Right place, right time — My Journey to Intel

Looking down my memory lane, so many memories from my childhood flash across my mind. My favorite memory is of my siblings and me sitting on our rooftop on a rainy day, plucking mangoes from our neighbor’s tree. The rain complemented the whole mango eating experience since it was an automatic wash for the mess we created while peeling mangoes with our teeth; the combination of a tropical rain and mango, on the other hand, was an unforgettable sensation! We were definitely lucky to escape lightning bolts, this was one of the many crazy adventures my siblings and I were fortunate to come out of unharmed.

Now, looking back, it seems like it was the same fortune that gave me a chance to become part of the Intel family, 33,000 miles away from home, pursuing my professional goals in the role of a Rotation Engineer (RE). Being the youngest daughter of a modest Dominican family, I sometimes wonder if it was sheer luck that I am where I am. The answer, in my mind, is a resounding NO since, in my opinion; luck is when things happen when you didn’t play any role to make it happen. It was FORTUNE, I built my own fortune. I was ready when the opportunity came my way.

In my family, no one left home until they got married, this is a custom in my country. So when I told my parents that I wanted to leave the Dominican Republic—and my comfort zone—to pursue a higher education in the USA, they were shocked! They had questions like, “Where did this come from?” and “Why the sudden desire to break free from the family pattern?” My sisters went to college, got good jobs, got married and were happy. My roles models were doing well. However, I could never see myself in their shoes and feel content. I always felt that it wasn’t the path for me. I used to wonder what could have triggered this out-of-box thinking: Was I different from my siblings? Was I raised differently? The answer lay somewhere in the lines of knowledge, exposure and technology. It was technology that had allowed me to see things my siblings didn’t see. It opened my eyes and made me realize that there was a world full of opportunities and experiences beyond what we saw or perceived. It motivated me to dream high and take risks. It inspired me to step out of my box and enter a world full of challenges, competition and knowledge. Above all, it gave me an opportunity to explore and express myself.

Coming to Intel is part of that journey and I’d like to share those experiences in future blogs. My role as an RE is more or less an extension of what drove me to move so far; I like to think outside of the box and venture beyond my comfort zone. Now, as I look back, I see my hard work paying off. Every four months is a new beginning to learn, share, empower and be inspired. The Rotational Engineer Program (REP) is allowing me to see so much of Intel in just one year (if you are interested in applying to the REP, visit the REP page and make sure you meet all the requirements). It has given me endless opportunities and I’ve been embracing them as they come along. I had goals before entering the program, but now, those goals have magnified significantly.

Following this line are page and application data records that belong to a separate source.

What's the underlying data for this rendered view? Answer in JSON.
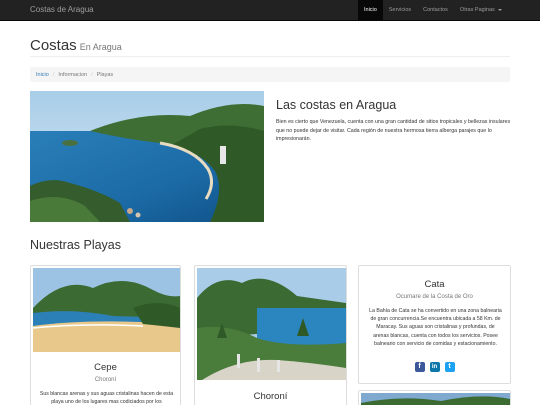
{
  "navbar": {
    "brand": "Costas de Aragua",
    "items": [
      {
        "label": "Inicio",
        "active": true
      },
      {
        "label": "Servicios",
        "active": false
      },
      {
        "label": "Contactos",
        "active": false
      },
      {
        "label": "Otras Paginas",
        "active": false,
        "dropdown": true
      }
    ]
  },
  "header": {
    "title": "Costas",
    "subtitle": "En Aragua"
  },
  "breadcrumb": [
    "Inicio",
    "Informacion",
    "Playas"
  ],
  "hero": {
    "title": "Las costas en Aragua",
    "text": "Bien es cierto que Venezuela, cuenta con una gran cantidad de sitios tropicales y bellezas insulares que no puede dejar de visitar. Cada región de nuestra hermosa tierra alberga parajes que lo impresionarán."
  },
  "section_title": "Nuestras Playas",
  "cards": [
    {
      "title": "Cepe",
      "subtitle": "Choroní",
      "text": "Sus blancas arenas y sus aguas cristalinas hacen de esta playa uno de los lugares mas codiciados por los"
    },
    {
      "title": "Choroní"
    },
    {
      "title": "Cata",
      "subtitle": "Ocumare de la Costa de Oro",
      "text": "La Bahía de Cata se ha convertido en una zona balnearia de gran concurrencia.Se encuentra ubicada a 58 Km. de Maracay. Sus aguas son cristalinas y profundas, de arenas blancas, cuenta con todos los servicios. Posee balneario con servicio de comidas y estacionamiento."
    }
  ],
  "social_icons": [
    "facebook-icon",
    "linkedin-icon",
    "twitter-icon"
  ],
  "colors": {
    "navbar": "#222222",
    "link": "#337ab7",
    "social": "#3b5998"
  }
}
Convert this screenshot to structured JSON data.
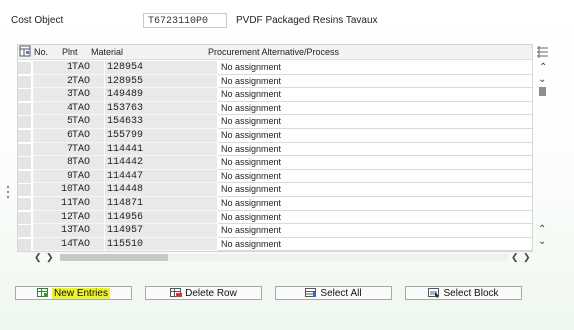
{
  "header": {
    "label": "Cost Object",
    "value": "T6723110P0",
    "description": "PVDF Packaged Resins Tavaux"
  },
  "table": {
    "columns": [
      "No.",
      "Plnt",
      "Material",
      "Procurement Alternative/Process"
    ],
    "rows": [
      {
        "no": "1",
        "plant": "TAO",
        "material": "128954",
        "process": "No assignment"
      },
      {
        "no": "2",
        "plant": "TAO",
        "material": "128955",
        "process": "No assignment"
      },
      {
        "no": "3",
        "plant": "TAO",
        "material": "149489",
        "process": "No assignment"
      },
      {
        "no": "4",
        "plant": "TAO",
        "material": "153763",
        "process": "No assignment"
      },
      {
        "no": "5",
        "plant": "TAO",
        "material": "154633",
        "process": "No assignment"
      },
      {
        "no": "6",
        "plant": "TAO",
        "material": "155799",
        "process": "No assignment"
      },
      {
        "no": "7",
        "plant": "TAO",
        "material": "114441",
        "process": "No assignment"
      },
      {
        "no": "8",
        "plant": "TAO",
        "material": "114442",
        "process": "No assignment"
      },
      {
        "no": "9",
        "plant": "TAO",
        "material": "114447",
        "process": "No assignment"
      },
      {
        "no": "10",
        "plant": "TAO",
        "material": "114448",
        "process": "No assignment"
      },
      {
        "no": "11",
        "plant": "TAO",
        "material": "114871",
        "process": "No assignment"
      },
      {
        "no": "12",
        "plant": "TAO",
        "material": "114956",
        "process": "No assignment"
      },
      {
        "no": "13",
        "plant": "TAO",
        "material": "114957",
        "process": "No assignment"
      },
      {
        "no": "14",
        "plant": "TAO",
        "material": "115510",
        "process": "No assignment"
      }
    ]
  },
  "buttons": {
    "new_entries": "New Entries",
    "delete_row": "Delete Row",
    "select_all": "Select All",
    "select_block": "Select Block"
  },
  "icons": {
    "config": "table-settings-icon",
    "new_entries": "new-entries-icon",
    "delete_row": "delete-row-icon",
    "select_all": "select-all-icon",
    "select_block": "select-block-icon"
  },
  "colors": {
    "highlight": "#eef22a",
    "key_cell_bg": "#e9e9e9",
    "header_bg": "#f2f2f2"
  }
}
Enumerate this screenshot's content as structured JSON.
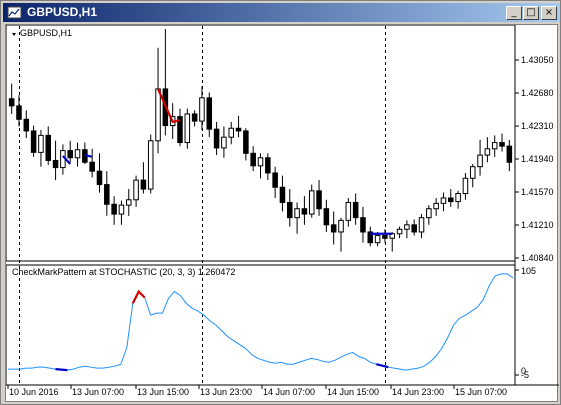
{
  "window": {
    "title": "GBPUSD,H1",
    "buttons": {
      "minimize": "_",
      "maximize": "□",
      "close": "×"
    }
  },
  "main_chart": {
    "label": "GBPUSD,H1",
    "price_ticks": [
      "1.43050",
      "1.42680",
      "1.42310",
      "1.41940",
      "1.41570",
      "1.41210",
      "1.40840"
    ]
  },
  "indicator": {
    "label": "CheckMarkPattern at STOCHASTIC (20, 3, 3) 1.260472",
    "y_ticks": [
      "105",
      "0",
      "-5"
    ]
  },
  "time_axis": {
    "labels": [
      "10 Jun 2016",
      "13 Jun 07:00",
      "13 Jun 15:00",
      "13 Jun 23:00",
      "14 Jun 07:00",
      "14 Jun 15:00",
      "14 Jun 23:00",
      "15 Jun 07:00"
    ]
  },
  "colors": {
    "bull_candle": "#ffffff",
    "bear_candle": "#000000",
    "pattern_up": "#d00000",
    "pattern_down": "#0000c0",
    "stochastic_line": "#1e90ff",
    "separator": "#000000"
  },
  "chart_data": [
    {
      "type": "candlestick",
      "title": "GBPUSD,H1",
      "ylim": [
        1.4084,
        1.4339
      ],
      "ohlc": [
        [
          1.4261,
          1.4278,
          1.4244,
          1.4253
        ],
        [
          1.4253,
          1.4265,
          1.423,
          1.4238
        ],
        [
          1.4238,
          1.4248,
          1.4217,
          1.4225
        ],
        [
          1.4225,
          1.4231,
          1.4196,
          1.4201
        ],
        [
          1.4201,
          1.4226,
          1.4185,
          1.422
        ],
        [
          1.422,
          1.423,
          1.4187,
          1.4192
        ],
        [
          1.4192,
          1.4214,
          1.417,
          1.4184
        ],
        [
          1.4184,
          1.421,
          1.4176,
          1.4203
        ],
        [
          1.4203,
          1.4214,
          1.419,
          1.4195
        ],
        [
          1.4195,
          1.4212,
          1.4185,
          1.4204
        ],
        [
          1.4204,
          1.4212,
          1.4188,
          1.419
        ],
        [
          1.419,
          1.4205,
          1.4173,
          1.418
        ],
        [
          1.418,
          1.42,
          1.4156,
          1.4165
        ],
        [
          1.4165,
          1.418,
          1.413,
          1.4143
        ],
        [
          1.4143,
          1.4152,
          1.412,
          1.4132
        ],
        [
          1.4132,
          1.4147,
          1.412,
          1.4142
        ],
        [
          1.4142,
          1.416,
          1.413,
          1.4148
        ],
        [
          1.4148,
          1.4175,
          1.414,
          1.417
        ],
        [
          1.417,
          1.419,
          1.4155,
          1.416
        ],
        [
          1.416,
          1.4221,
          1.4155,
          1.4214
        ],
        [
          1.4214,
          1.4318,
          1.42,
          1.4272
        ],
        [
          1.4272,
          1.4339,
          1.422,
          1.4231
        ],
        [
          1.4231,
          1.4256,
          1.4216,
          1.4241
        ],
        [
          1.4241,
          1.425,
          1.4208,
          1.4212
        ],
        [
          1.4212,
          1.425,
          1.4205,
          1.4244
        ],
        [
          1.4244,
          1.4248,
          1.423,
          1.4236
        ],
        [
          1.4236,
          1.4275,
          1.4226,
          1.4262
        ],
        [
          1.4262,
          1.4268,
          1.4218,
          1.4227
        ],
        [
          1.4227,
          1.4235,
          1.4198,
          1.4206
        ],
        [
          1.4206,
          1.423,
          1.4195,
          1.4218
        ],
        [
          1.4218,
          1.4235,
          1.421,
          1.4228
        ],
        [
          1.4228,
          1.4242,
          1.4218,
          1.4225
        ],
        [
          1.4225,
          1.4228,
          1.4192,
          1.42
        ],
        [
          1.42,
          1.4208,
          1.418,
          1.4186
        ],
        [
          1.4186,
          1.42,
          1.4172,
          1.4195
        ],
        [
          1.4195,
          1.42,
          1.417,
          1.4178
        ],
        [
          1.4178,
          1.4185,
          1.415,
          1.4162
        ],
        [
          1.4162,
          1.4175,
          1.4135,
          1.4145
        ],
        [
          1.4145,
          1.416,
          1.4118,
          1.4128
        ],
        [
          1.4128,
          1.4145,
          1.411,
          1.4138
        ],
        [
          1.4138,
          1.4152,
          1.412,
          1.4132
        ],
        [
          1.4132,
          1.4165,
          1.4128,
          1.4158
        ],
        [
          1.4158,
          1.417,
          1.413,
          1.4138
        ],
        [
          1.4138,
          1.4148,
          1.4112,
          1.412
        ],
        [
          1.412,
          1.4135,
          1.4098,
          1.4112
        ],
        [
          1.4112,
          1.4128,
          1.409,
          1.4125
        ],
        [
          1.4125,
          1.415,
          1.4118,
          1.4145
        ],
        [
          1.4145,
          1.4155,
          1.412,
          1.4128
        ],
        [
          1.4128,
          1.414,
          1.41,
          1.4112
        ],
        [
          1.4112,
          1.4118,
          1.4096,
          1.41
        ],
        [
          1.41,
          1.4112,
          1.4096,
          1.4108
        ],
        [
          1.4108,
          1.4115,
          1.41,
          1.4105
        ],
        [
          1.4105,
          1.4112,
          1.409,
          1.411
        ],
        [
          1.411,
          1.4118,
          1.4105,
          1.4115
        ],
        [
          1.4115,
          1.4125,
          1.4105,
          1.412
        ],
        [
          1.412,
          1.4126,
          1.4108,
          1.4112
        ],
        [
          1.4112,
          1.4132,
          1.4105,
          1.4128
        ],
        [
          1.4128,
          1.4142,
          1.412,
          1.4138
        ],
        [
          1.4138,
          1.415,
          1.413,
          1.4144
        ],
        [
          1.4144,
          1.4156,
          1.4135,
          1.415
        ],
        [
          1.415,
          1.416,
          1.414,
          1.4146
        ],
        [
          1.4146,
          1.4158,
          1.4138,
          1.4155
        ],
        [
          1.4155,
          1.4178,
          1.4148,
          1.4172
        ],
        [
          1.4172,
          1.4188,
          1.4162,
          1.4185
        ],
        [
          1.4185,
          1.4215,
          1.4175,
          1.4198
        ],
        [
          1.4198,
          1.4218,
          1.419,
          1.4205
        ],
        [
          1.4205,
          1.422,
          1.4196,
          1.4212
        ],
        [
          1.4212,
          1.4222,
          1.4202,
          1.4208
        ],
        [
          1.4208,
          1.4215,
          1.418,
          1.419
        ]
      ],
      "pattern_up": [
        [
          20,
          1.4272
        ],
        [
          22,
          1.4235
        ],
        [
          23,
          1.4237
        ]
      ],
      "pattern_down": [
        [
          7,
          1.4197
        ],
        [
          8,
          1.4188
        ],
        [
          10,
          1.4198
        ],
        [
          11,
          1.4196
        ],
        [
          49,
          1.411
        ],
        [
          52,
          1.411
        ]
      ],
      "vlines": [
        1,
        26,
        51
      ]
    },
    {
      "type": "line",
      "title": "CheckMarkPattern at STOCHASTIC (20, 3, 3) 1.260472",
      "ylim": [
        -5,
        105
      ],
      "series": [
        {
          "values": [
            3,
            3,
            3,
            4,
            4,
            5,
            5,
            4,
            3,
            2,
            2,
            3,
            5,
            6,
            5,
            4,
            4,
            5,
            6,
            8,
            25,
            70,
            82,
            76,
            58,
            60,
            60,
            75,
            82,
            78,
            70,
            65,
            62,
            58,
            52,
            48,
            42,
            36,
            32,
            28,
            24,
            18,
            14,
            12,
            10,
            9,
            10,
            8,
            8,
            10,
            12,
            14,
            13,
            11,
            10,
            12,
            15,
            18,
            20,
            16,
            14,
            10,
            8,
            6,
            5,
            4,
            3,
            2,
            3,
            4,
            6,
            10,
            16,
            24,
            35,
            48,
            55,
            58,
            62,
            66,
            74,
            88,
            98,
            100,
            100,
            96
          ]
        }
      ],
      "pattern_up": [
        [
          21,
          70
        ],
        [
          22,
          82
        ],
        [
          23,
          76
        ]
      ],
      "pattern_down": [
        [
          8,
          3
        ],
        [
          10,
          2
        ],
        [
          62,
          8
        ],
        [
          64,
          5
        ]
      ]
    }
  ]
}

Similar to the sensation of eating mangoes in tropical rain, the feeling of being in the right place at the right time and having a chance to cherish an experience that only some fortunate souls are blessed with, gives me strength and courage to move forward. I am indeed in the right place.

Find your opportunity

4 Responses to Right place, right time — My Journey to Intel

  1. Naikur says:

    “luck is when things happen when you didn’t play any role to make it happen. It was FORTUNE, I built my own fortune. I was ready when the opportunity came my way” – perfectly said.

  2. Naikur says:

    “luck is when things happen when you didn’t play any role to make it happen. It was FORTUNE, I built my own fortune. I was ready when the opportunity came my way” – inspiring!!!

  3. Ana Rosario says:

    Hi Naikur! I think it’s one of those things that we all know and then forget about it. Sometimes it can be hard to put it into words.